Your objective: Go through the records underneath and write each one out again exactly.

━━━━

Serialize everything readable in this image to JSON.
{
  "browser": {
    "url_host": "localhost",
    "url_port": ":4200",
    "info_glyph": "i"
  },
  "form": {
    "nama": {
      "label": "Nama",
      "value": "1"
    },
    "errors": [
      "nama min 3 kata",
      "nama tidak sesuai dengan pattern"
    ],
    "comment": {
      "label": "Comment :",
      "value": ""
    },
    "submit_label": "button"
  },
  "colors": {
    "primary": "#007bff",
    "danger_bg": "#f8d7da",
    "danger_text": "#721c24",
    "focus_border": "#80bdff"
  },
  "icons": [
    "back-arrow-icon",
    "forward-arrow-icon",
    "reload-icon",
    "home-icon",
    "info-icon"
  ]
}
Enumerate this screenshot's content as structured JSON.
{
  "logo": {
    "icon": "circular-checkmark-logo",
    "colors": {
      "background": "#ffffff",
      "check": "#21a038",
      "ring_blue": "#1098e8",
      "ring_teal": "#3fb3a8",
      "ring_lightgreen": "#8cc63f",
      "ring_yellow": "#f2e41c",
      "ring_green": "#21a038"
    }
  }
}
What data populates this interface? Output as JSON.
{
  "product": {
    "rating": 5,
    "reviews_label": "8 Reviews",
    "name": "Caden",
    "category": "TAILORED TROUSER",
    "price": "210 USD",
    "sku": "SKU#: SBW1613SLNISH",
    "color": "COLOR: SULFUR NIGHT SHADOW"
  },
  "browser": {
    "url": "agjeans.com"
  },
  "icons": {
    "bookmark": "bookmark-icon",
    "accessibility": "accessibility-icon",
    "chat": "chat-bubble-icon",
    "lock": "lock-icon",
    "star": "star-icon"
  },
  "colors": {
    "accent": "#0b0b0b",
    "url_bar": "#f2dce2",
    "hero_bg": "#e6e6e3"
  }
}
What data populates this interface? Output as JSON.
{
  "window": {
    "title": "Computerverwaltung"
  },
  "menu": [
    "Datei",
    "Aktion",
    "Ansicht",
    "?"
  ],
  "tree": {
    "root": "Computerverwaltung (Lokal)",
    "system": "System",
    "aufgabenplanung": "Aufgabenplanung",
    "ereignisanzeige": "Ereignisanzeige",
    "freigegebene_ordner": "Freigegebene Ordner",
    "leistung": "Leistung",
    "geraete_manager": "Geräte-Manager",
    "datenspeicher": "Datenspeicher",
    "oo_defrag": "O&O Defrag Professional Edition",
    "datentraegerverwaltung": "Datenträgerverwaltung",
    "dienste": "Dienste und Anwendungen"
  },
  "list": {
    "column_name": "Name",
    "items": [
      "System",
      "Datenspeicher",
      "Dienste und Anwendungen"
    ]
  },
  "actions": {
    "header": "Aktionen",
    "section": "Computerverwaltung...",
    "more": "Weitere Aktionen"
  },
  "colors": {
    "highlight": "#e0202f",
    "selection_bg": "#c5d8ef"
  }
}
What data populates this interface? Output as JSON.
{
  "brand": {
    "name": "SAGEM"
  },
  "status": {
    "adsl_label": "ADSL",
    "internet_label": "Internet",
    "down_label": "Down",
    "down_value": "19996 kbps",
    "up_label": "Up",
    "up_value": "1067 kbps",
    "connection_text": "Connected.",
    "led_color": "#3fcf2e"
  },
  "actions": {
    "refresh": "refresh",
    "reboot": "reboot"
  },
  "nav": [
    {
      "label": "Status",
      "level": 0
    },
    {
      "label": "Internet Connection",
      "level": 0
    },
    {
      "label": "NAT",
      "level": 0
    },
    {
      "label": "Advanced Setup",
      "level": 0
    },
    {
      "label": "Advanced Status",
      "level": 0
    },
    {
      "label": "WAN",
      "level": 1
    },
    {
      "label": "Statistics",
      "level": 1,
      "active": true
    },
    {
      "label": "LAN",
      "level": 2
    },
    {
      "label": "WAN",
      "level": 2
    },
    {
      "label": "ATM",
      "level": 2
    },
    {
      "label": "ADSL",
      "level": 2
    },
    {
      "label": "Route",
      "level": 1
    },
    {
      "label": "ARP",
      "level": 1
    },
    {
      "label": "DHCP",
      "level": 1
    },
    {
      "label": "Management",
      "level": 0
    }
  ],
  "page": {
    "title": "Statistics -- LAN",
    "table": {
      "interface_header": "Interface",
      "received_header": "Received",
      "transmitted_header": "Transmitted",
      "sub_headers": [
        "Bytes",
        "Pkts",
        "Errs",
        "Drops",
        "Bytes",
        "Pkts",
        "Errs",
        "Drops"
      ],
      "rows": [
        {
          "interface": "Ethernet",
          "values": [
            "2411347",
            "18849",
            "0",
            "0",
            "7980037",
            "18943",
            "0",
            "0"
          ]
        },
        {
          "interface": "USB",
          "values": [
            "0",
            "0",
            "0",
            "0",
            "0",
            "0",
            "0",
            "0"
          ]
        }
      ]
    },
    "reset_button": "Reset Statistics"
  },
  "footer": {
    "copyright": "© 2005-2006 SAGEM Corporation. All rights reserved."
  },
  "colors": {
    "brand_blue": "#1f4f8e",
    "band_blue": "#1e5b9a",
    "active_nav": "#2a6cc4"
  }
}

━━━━

Answer to this task:
Serialize everything readable in this image to JSON.
{
  "browser": {
    "url_host": "localhost",
    "url_port": ":4200",
    "info_glyph": "i"
  },
  "form": {
    "nama": {
      "label": "Nama",
      "value": "1"
    },
    "errors": [
      "nama min 3 kata",
      "nama tidak sesuai dengan pattern"
    ],
    "comment": {
      "label": "Comment :",
      "value": ""
    },
    "submit_label": "button"
  },
  "colors": {
    "primary": "#007bff",
    "danger_bg": "#f8d7da",
    "danger_text": "#721c24",
    "focus_border": "#80bdff"
  },
  "icons": [
    "back-arrow-icon",
    "forward-arrow-icon",
    "reload-icon",
    "home-icon",
    "info-icon"
  ]
}
Enumerate this screenshot's content as structured JSON.
{
  "logo": {
    "icon": "circular-checkmark-logo",
    "colors": {
      "background": "#ffffff",
      "check": "#21a038",
      "ring_blue": "#1098e8",
      "ring_teal": "#3fb3a8",
      "ring_lightgreen": "#8cc63f",
      "ring_yellow": "#f2e41c",
      "ring_green": "#21a038"
    }
  }
}
What data populates this interface? Output as JSON.
{
  "product": {
    "rating": 5,
    "reviews_label": "8 Reviews",
    "name": "Caden",
    "category": "TAILORED TROUSER",
    "price": "210 USD",
    "sku": "SKU#: SBW1613SLNISH",
    "color": "COLOR: SULFUR NIGHT SHADOW"
  },
  "browser": {
    "url": "agjeans.com"
  },
  "icons": {
    "bookmark": "bookmark-icon",
    "accessibility": "accessibility-icon",
    "chat": "chat-bubble-icon",
    "lock": "lock-icon",
    "star": "star-icon"
  },
  "colors": {
    "accent": "#0b0b0b",
    "url_bar": "#f2dce2",
    "hero_bg": "#e6e6e3"
  }
}
What data populates this interface? Output as JSON.
{
  "window": {
    "title": "Computerverwaltung"
  },
  "menu": [
    "Datei",
    "Aktion",
    "Ansicht",
    "?"
  ],
  "tree": {
    "root": "Computerverwaltung (Lokal)",
    "system": "System",
    "aufgabenplanung": "Aufgabenplanung",
    "ereignisanzeige": "Ereignisanzeige",
    "freigegebene_ordner": "Freigegebene Ordner",
    "leistung": "Leistung",
    "geraete_manager": "Geräte-Manager",
    "datenspeicher": "Datenspeicher",
    "oo_defrag": "O&O Defrag Professional Edition",
    "datentraegerverwaltung": "Datenträgerverwaltung",
    "dienste": "Dienste und Anwendungen"
  },
  "list": {
    "column_name": "Name",
    "items": [
      "System",
      "Datenspeicher",
      "Dienste und Anwendungen"
    ]
  },
  "actions": {
    "header": "Aktionen",
    "section": "Computerverwaltung...",
    "more": "Weitere Aktionen"
  },
  "colors": {
    "highlight": "#e0202f",
    "selection_bg": "#c5d8ef"
  }
}
What data populates this interface? Output as JSON.
{
  "brand": {
    "name": "SAGEM"
  },
  "status": {
    "adsl_label": "ADSL",
    "internet_label": "Internet",
    "down_label": "Down",
    "down_value": "19996 kbps",
    "up_label": "Up",
    "up_value": "1067 kbps",
    "connection_text": "Connected.",
    "led_color": "#3fcf2e"
  },
  "actions": {
    "refresh": "refresh",
    "reboot": "reboot"
  },
  "nav": [
    {
      "label": "Status",
      "level": 0
    },
    {
      "label": "Internet Connection",
      "level": 0
    },
    {
      "label": "NAT",
      "level": 0
    },
    {
      "label": "Advanced Setup",
      "level": 0
    },
    {
      "label": "Advanced Status",
      "level": 0
    },
    {
      "label": "WAN",
      "level": 1
    },
    {
      "label": "Statistics",
      "level": 1,
      "active": true
    },
    {
      "label": "LAN",
      "level": 2
    },
    {
      "label": "WAN",
      "level": 2
    },
    {
      "label": "ATM",
      "level": 2
    },
    {
      "label": "ADSL",
      "level": 2
    },
    {
      "label": "Route",
      "level": 1
    },
    {
      "label": "ARP",
      "level": 1
    },
    {
      "label": "DHCP",
      "level": 1
    },
    {
      "label": "Management",
      "level": 0
    }
  ],
  "page": {
    "title": "Statistics -- LAN",
    "table": {
      "interface_header": "Interface",
      "received_header": "Received",
      "transmitted_header": "Transmitted",
      "sub_headers": [
        "Bytes",
        "Pkts",
        "Errs",
        "Drops",
        "Bytes",
        "Pkts",
        "Errs",
        "Drops"
      ],
      "rows": [
        {
          "interface": "Ethernet",
          "values": [
            "2411347",
            "18849",
            "0",
            "0",
            "7980037",
            "18943",
            "0",
            "0"
          ]
        },
        {
          "interface": "USB",
          "values": [
            "0",
            "0",
            "0",
            "0",
            "0",
            "0",
            "0",
            "0"
          ]
        }
      ]
    },
    "reset_button": "Reset Statistics"
  },
  "footer": {
    "copyright": "© 2005-2006 SAGEM Corporation. All rights reserved."
  },
  "colors": {
    "brand_blue": "#1f4f8e",
    "band_blue": "#1e5b9a",
    "active_nav": "#2a6cc4"
  }
}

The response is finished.